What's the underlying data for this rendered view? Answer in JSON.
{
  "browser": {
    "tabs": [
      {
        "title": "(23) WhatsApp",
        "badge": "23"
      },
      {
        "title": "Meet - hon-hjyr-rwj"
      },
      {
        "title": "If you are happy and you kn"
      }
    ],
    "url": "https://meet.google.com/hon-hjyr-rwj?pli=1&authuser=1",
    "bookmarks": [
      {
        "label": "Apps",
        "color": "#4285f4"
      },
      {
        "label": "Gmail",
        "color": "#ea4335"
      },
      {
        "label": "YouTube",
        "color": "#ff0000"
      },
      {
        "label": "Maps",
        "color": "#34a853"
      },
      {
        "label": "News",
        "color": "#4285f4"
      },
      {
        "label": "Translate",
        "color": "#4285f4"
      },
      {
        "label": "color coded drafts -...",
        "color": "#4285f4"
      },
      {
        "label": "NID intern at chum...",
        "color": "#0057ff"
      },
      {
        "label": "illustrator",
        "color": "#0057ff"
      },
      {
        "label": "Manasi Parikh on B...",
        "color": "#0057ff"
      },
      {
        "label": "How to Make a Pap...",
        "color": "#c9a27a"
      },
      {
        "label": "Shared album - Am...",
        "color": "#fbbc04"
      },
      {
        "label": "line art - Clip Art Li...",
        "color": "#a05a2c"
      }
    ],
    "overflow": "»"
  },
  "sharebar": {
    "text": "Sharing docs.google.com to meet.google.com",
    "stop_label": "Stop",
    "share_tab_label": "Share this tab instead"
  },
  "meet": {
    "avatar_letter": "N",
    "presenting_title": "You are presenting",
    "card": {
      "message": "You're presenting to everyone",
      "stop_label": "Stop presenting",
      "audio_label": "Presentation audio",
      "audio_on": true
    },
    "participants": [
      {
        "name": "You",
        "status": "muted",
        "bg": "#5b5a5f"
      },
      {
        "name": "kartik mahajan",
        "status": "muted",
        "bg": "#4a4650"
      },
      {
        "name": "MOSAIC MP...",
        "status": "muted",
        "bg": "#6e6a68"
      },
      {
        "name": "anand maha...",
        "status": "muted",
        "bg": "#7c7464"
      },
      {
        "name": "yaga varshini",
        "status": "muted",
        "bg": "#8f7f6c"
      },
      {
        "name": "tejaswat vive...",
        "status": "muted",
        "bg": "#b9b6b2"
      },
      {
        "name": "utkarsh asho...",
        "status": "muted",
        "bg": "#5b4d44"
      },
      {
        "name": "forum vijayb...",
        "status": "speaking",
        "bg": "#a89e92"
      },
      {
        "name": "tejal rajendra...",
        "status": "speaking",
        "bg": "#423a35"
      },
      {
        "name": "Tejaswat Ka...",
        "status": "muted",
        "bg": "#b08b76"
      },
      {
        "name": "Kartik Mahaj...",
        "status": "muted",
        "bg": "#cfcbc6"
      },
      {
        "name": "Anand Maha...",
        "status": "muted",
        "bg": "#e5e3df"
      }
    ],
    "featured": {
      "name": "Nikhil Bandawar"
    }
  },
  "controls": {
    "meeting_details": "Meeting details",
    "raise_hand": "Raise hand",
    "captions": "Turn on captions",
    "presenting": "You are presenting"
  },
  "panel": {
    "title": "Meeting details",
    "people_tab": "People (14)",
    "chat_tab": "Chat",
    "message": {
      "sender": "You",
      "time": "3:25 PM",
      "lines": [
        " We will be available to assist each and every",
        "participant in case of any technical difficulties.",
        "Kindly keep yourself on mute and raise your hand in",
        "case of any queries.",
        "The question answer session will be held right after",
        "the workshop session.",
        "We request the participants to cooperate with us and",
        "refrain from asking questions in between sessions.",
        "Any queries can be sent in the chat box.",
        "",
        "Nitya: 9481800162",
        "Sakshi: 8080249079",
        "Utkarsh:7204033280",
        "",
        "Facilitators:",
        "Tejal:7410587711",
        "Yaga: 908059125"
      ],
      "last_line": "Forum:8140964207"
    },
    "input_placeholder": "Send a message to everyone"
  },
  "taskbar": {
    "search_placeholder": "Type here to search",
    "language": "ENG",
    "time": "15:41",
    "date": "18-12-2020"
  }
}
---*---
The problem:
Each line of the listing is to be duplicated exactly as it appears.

Solution for this problem:
What's the underlying data for this rendered view? Answer in JSON.
{
  "browser": {
    "tabs": [
      {
        "title": "(23) WhatsApp",
        "badge": "23"
      },
      {
        "title": "Meet - hon-hjyr-rwj"
      },
      {
        "title": "If you are happy and you kn"
      }
    ],
    "url": "https://meet.google.com/hon-hjyr-rwj?pli=1&authuser=1",
    "bookmarks": [
      {
        "label": "Apps",
        "color": "#4285f4"
      },
      {
        "label": "Gmail",
        "color": "#ea4335"
      },
      {
        "label": "YouTube",
        "color": "#ff0000"
      },
      {
        "label": "Maps",
        "color": "#34a853"
      },
      {
        "label": "News",
        "color": "#4285f4"
      },
      {
        "label": "Translate",
        "color": "#4285f4"
      },
      {
        "label": "color coded drafts -...",
        "color": "#4285f4"
      },
      {
        "label": "NID intern at chum...",
        "color": "#0057ff"
      },
      {
        "label": "illustrator",
        "color": "#0057ff"
      },
      {
        "label": "Manasi Parikh on B...",
        "color": "#0057ff"
      },
      {
        "label": "How to Make a Pap...",
        "color": "#c9a27a"
      },
      {
        "label": "Shared album - Am...",
        "color": "#fbbc04"
      },
      {
        "label": "line art - Clip Art Li...",
        "color": "#a05a2c"
      }
    ],
    "overflow": "»"
  },
  "sharebar": {
    "text": "Sharing docs.google.com to meet.google.com",
    "stop_label": "Stop",
    "share_tab_label": "Share this tab instead"
  },
  "meet": {
    "avatar_letter": "N",
    "presenting_title": "You are presenting",
    "card": {
      "message": "You're presenting to everyone",
      "stop_label": "Stop presenting",
      "audio_label": "Presentation audio",
      "audio_on": true
    },
    "participants": [
      {
        "name": "You",
        "status": "muted",
        "bg": "#5b5a5f"
      },
      {
        "name": "kartik mahajan",
        "status": "muted",
        "bg": "#4a4650"
      },
      {
        "name": "MOSAIC MP...",
        "status": "muted",
        "bg": "#6e6a68"
      },
      {
        "name": "anand maha...",
        "status": "muted",
        "bg": "#7c7464"
      },
      {
        "name": "yaga varshini",
        "status": "muted",
        "bg": "#8f7f6c"
      },
      {
        "name": "tejaswat vive...",
        "status": "muted",
        "bg": "#b9b6b2"
      },
      {
        "name": "utkarsh asho...",
        "status": "muted",
        "bg": "#5b4d44"
      },
      {
        "name": "forum vijayb...",
        "status": "speaking",
        "bg": "#a89e92"
      },
      {
        "name": "tejal rajendra...",
        "status": "speaking",
        "bg": "#423a35"
      },
      {
        "name": "Tejaswat Ka...",
        "status": "muted",
        "bg": "#b08b76"
      },
      {
        "name": "Kartik Mahaj...",
        "status": "muted",
        "bg": "#cfcbc6"
      },
      {
        "name": "Anand Maha...",
        "status": "muted",
        "bg": "#e5e3df"
      }
    ],
    "featured": {
      "name": "Nikhil Bandawar"
    }
  },
  "controls": {
    "meeting_details": "Meeting details",
    "raise_hand": "Raise hand",
    "captions": "Turn on captions",
    "presenting": "You are presenting"
  },
  "panel": {
    "title": "Meeting details",
    "people_tab": "People (14)",
    "chat_tab": "Chat",
    "message": {
      "sender": "You",
      "time": "3:25 PM",
      "lines": [
        " We will be available to assist each and every",
        "participant in case of any technical difficulties.",
        "Kindly keep yourself on mute and raise your hand in",
        "case of any queries.",
        "The question answer session will be held right after",
        "the workshop session.",
        "We request the participants to cooperate with us and",
        "refrain from asking questions in between sessions.",
        "Any queries can be sent in the chat box.",
        "",
        "Nitya: 9481800162",
        "Sakshi: 8080249079",
        "Utkarsh:7204033280",
        "",
        "Facilitators:",
        "Tejal:7410587711",
        "Yaga: 908059125"
      ],
      "last_line": "Forum:8140964207"
    },
    "input_placeholder": "Send a message to everyone"
  },
  "taskbar": {
    "search_placeholder": "Type here to search",
    "language": "ENG",
    "time": "15:41",
    "date": "18-12-2020"
  }
}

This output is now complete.